It was a glorious afternoon, quite mild and finally sunny - a rare event in mid-November New York City. We took advantage of the clement weather to walk from Dumbo Books HQ in Williamsburg just over the border into the borough of Queens.
Our destination: the Vander Ende-Onderdonk House, the oldest Dutch Colonial stone house in New York City, on Flushing Avenue near Metropolitan Avenue. It's usually closed on Sundays but was open this afternoon for the annual 5 Dutch Days celebration by the Greater Ridgewood Historical Society, whose website explains the home's significance:
Peter Stuyvesant granted the land it sits on in the mid-seventeenth century, and by 1660, Hendrick Barents Smidt occupied a small house on the site. In 1709, Paulus Vander Ende of Flatbush purchased the farm and began construction of the current house. The building was a prominent marker in the 1769 settlement of the boundary dispute between Bushwick in Kings County and Newtown in Queens County.
During the 1820's, Adrian Onderdonk erected a small frame addition to the stone house immediately above the remnants of the foundation of the 1660 building. Its architectural features are typical of Dutch buildings in this period: a gambrel roof, Dutch doors, central hallway and double hung windows with shutters.
The Greater Ridgewood Historical Society was established in 1975 by a group of local residents to prevent the demolition of the Vander Ende Onderdonk House. From 1975 until 1981, the GRHS raised funds to reconstruct the house which had been seriously damaged by fire, and in 1976, published a history of the greater Ridgewood area, entitled Our Community, Its History and People.
In 1977, the House and property were listed on the National Register of Historic Places, and in 1978, granted the same status on the New York State Register. The House was given New York City landmark status in June of 1996. With the help of Federal, State and local funds, the Onderdonk House was opened to the public in 1982.
The House serves as a museum for a permanent exhibit on the archaeology of the Onderdonk site, as well as changing exhibits relating to history, the arts and culture. The Society also maintains a history and genealogical research library, and offers many cultural events annually, including: guided house tours, history lectures and programs, genealogy workshops, craft classes and special events, such as St. Nicholas Day and other Dutch celebrations.

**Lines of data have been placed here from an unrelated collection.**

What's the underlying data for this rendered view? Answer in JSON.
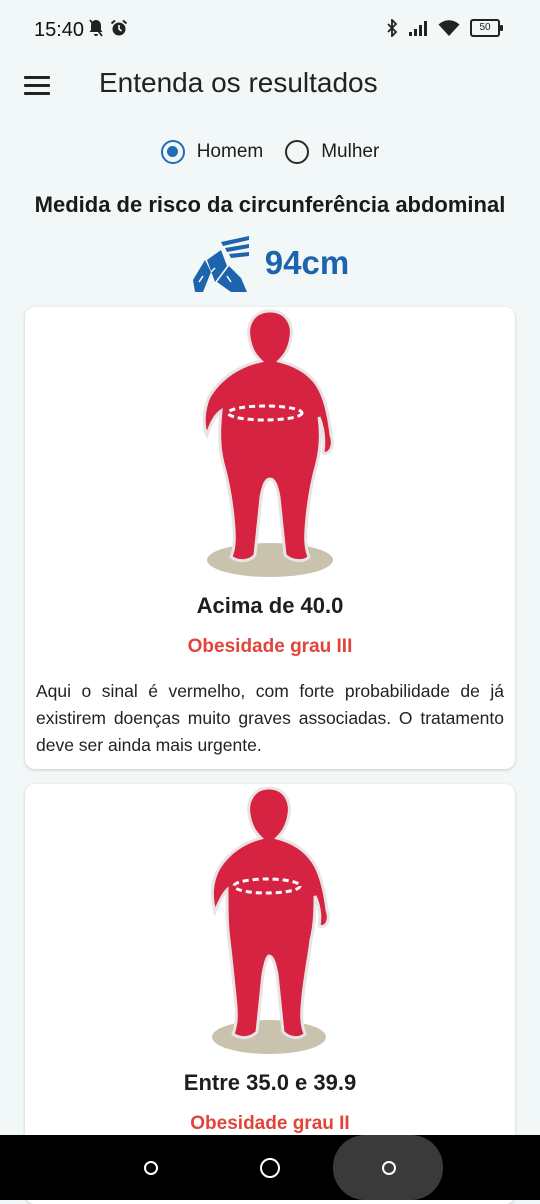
{
  "status": {
    "time": "15:40",
    "battery": "50"
  },
  "appbar": {
    "title": "Entenda os resultados"
  },
  "gender": {
    "options": [
      "Homem",
      "Mulher"
    ],
    "selected": "Homem"
  },
  "section": {
    "title": "Medida de risco da circunferência abdominal",
    "measure": "94cm"
  },
  "cards": [
    {
      "range": "Acima de 40.0",
      "classification": "Obesidade grau III",
      "description": "Aqui o sinal é vermelho, com forte probabilidade de já existirem doenças muito graves associadas. O tratamento deve ser ainda mais urgente.",
      "figure_color": "#d62341"
    },
    {
      "range": "Entre 35.0 e 39.9",
      "classification": "Obesidade grau II",
      "figure_color": "#d62341"
    }
  ],
  "colors": {
    "accent": "#1e64ad",
    "risk": "#e0443a",
    "background": "#f2f7f8"
  }
}
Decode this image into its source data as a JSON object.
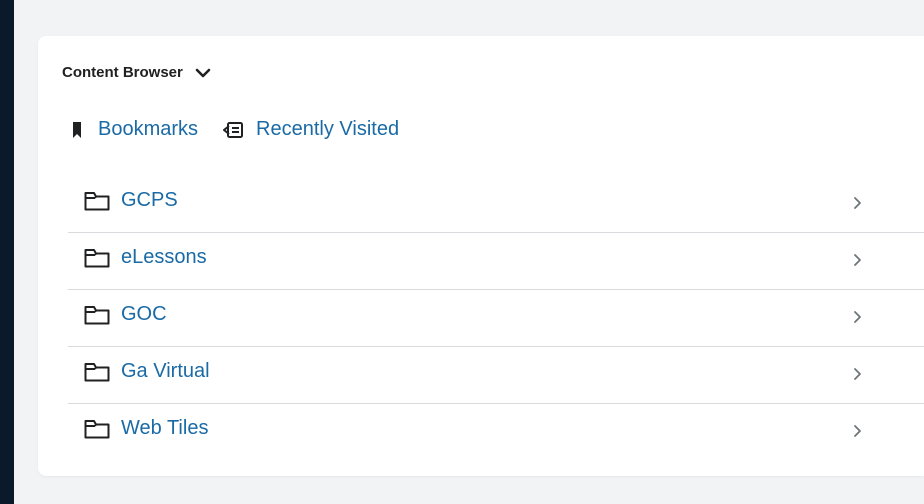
{
  "content_browser": {
    "title": "Content Browser",
    "quick_links": [
      {
        "label": "Bookmarks",
        "icon": "bookmark-icon"
      },
      {
        "label": "Recently Visited",
        "icon": "recently-visited-icon"
      }
    ],
    "folders": [
      {
        "label": "GCPS",
        "icon": "folder-icon"
      },
      {
        "label": "eLessons",
        "icon": "folder-icon"
      },
      {
        "label": "GOC",
        "icon": "folder-icon",
        "highlighted": true
      },
      {
        "label": "Ga Virtual",
        "icon": "folder-icon"
      },
      {
        "label": "Web Tiles",
        "icon": "folder-icon"
      }
    ]
  },
  "colors": {
    "background": "#0b1a2b",
    "panel": "#f2f3f5",
    "card": "#ffffff",
    "link": "#1a6aa5",
    "highlight": "#ffff00",
    "divider": "#d8dadd"
  }
}
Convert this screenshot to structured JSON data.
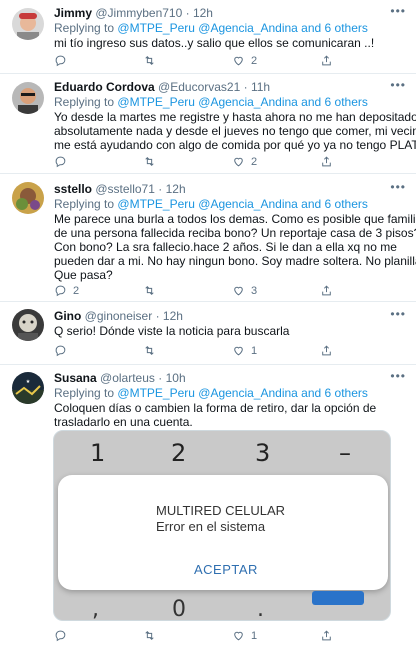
{
  "colors": {
    "link": "#1b95e0",
    "secondary_text": "#5b7083",
    "divider": "#e6ecf0",
    "dialog_button": "#2f6fb0"
  },
  "tweets": [
    {
      "name": "Jimmy",
      "handle": "@Jimmyben710",
      "time": "12h",
      "replying_prefix": "Replying to",
      "replying_links": "@MTPE_Peru @Agencia_Andina and 6 others",
      "text_lines": [
        "mi tío ingreso sus datos..y salio que ellos se comunicaran  ..!"
      ],
      "counts": {
        "reply": "",
        "retweet": "",
        "like": "2"
      }
    },
    {
      "name": "Eduardo Cordova",
      "handle": "@Educorvas21",
      "time": "11h",
      "replying_prefix": "Replying to",
      "replying_links": "@MTPE_Peru @Agencia_Andina and 6 others",
      "text_lines": [
        "Yo desde la martes me registre y hasta ahora no me han depositado",
        "absolutamente nada y desde el jueves no tengo que comer, mi vecino",
        "me está ayudando con algo de comida por qué yo ya no tengo PLATA"
      ],
      "counts": {
        "reply": "",
        "retweet": "",
        "like": "2"
      }
    },
    {
      "name": "sstello",
      "handle": "@sstello71",
      "time": "12h",
      "replying_prefix": "Replying to",
      "replying_links": "@MTPE_Peru @Agencia_Andina and 6 others",
      "text_lines": [
        "Me parece una burla a todos los demas. Como es posible que familiar",
        "de una persona fallecida reciba bono? Un reportaje casa de 3 pisos?",
        "Con bono? La sra fallecio.hace 2 años. Si le dan a ella xq no me",
        "pueden dar a mi. No hay ningun bono. Soy madre soltera. No planilla.",
        "Que pasa?"
      ],
      "counts": {
        "reply": "2",
        "retweet": "",
        "like": "3"
      }
    },
    {
      "name": "Gino",
      "handle": "@ginoneiser",
      "time": "12h",
      "replying_prefix": "",
      "replying_links": "",
      "text_lines": [
        "Q serio! Dónde viste la noticia para buscarla"
      ],
      "counts": {
        "reply": "",
        "retweet": "",
        "like": "1"
      }
    },
    {
      "name": "Susana",
      "handle": "@olarteus",
      "time": "10h",
      "replying_prefix": "Replying to",
      "replying_links": "@MTPE_Peru @Agencia_Andina and 6 others",
      "text_lines": [
        "Coloquen días o cambien la forma de retiro, dar la opción de",
        "trasladarlo en una cuenta."
      ],
      "counts": {
        "reply": "",
        "retweet": "",
        "like": "1"
      }
    }
  ],
  "media": {
    "keys_top": [
      "1",
      "2",
      "3",
      "–"
    ],
    "dialog_title": "MULTIRED CELULAR",
    "dialog_message": "Error en el sistema",
    "dialog_button": "ACEPTAR",
    "keys_bottom": [
      ",",
      "0",
      "."
    ]
  }
}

The history and location of the house provide a rich educational and cultural experience for visitors.
A man wearing a Dutch colonial hat in front of the house turned out to be Arthur Kirmss, an artist and musician who serves as historic interpreter and curator of exhibits. Since we were the first person to arrive, he and his wife Evelyn gave us what amounted to a private tour of the house, or at least the parts that are open to the public.
Some of it, like the downstairs, are closed off right now. We heard a lot of fascinating details about the house and the area from colonial times through the 19th century. Arthur's knowledge about the architecture and crafts of the house, and about the families who lived there, is encyclopedic. Later on, a few more people came to see the house, and he turned us over to Evelyn, who explained how they got involved in Greater Ridgewood Historical Society and its work in restoring the Vander Ende-Onderdonk House.
We looked at the 5 Dutch Days exhibit they curated: a salute to the Dutch royal family, the House of Orange-Nassau (pronounced Nass-OW), from its founding by William the Silent, who revolted against Spanish rule of the Netherlands, to his down-to-earth 20th and 21st-century descendants, like the three most recent monarchs: Queen Wilhemina, who reigned from 1898 (her mother was regent for the prior decade) to 1948; Queen Juliana, who reigned from 1948 to 1980,
and currently reigning Queen Beatrix.
We were really impressed by the care with which the rooms and structure of the Vander Ende-Onderdonk house has been restored. Frankly, we'd only heard of it a few years ago, but it's well worth a visit, even a long walk from Williamsburg.
But as it was gettng dark when we left, we got the Q54 bus by the mammoth Western Beef supermarket and were home in no time. We're grateful to the Greater Ridgewood Historical Society for their terrific work.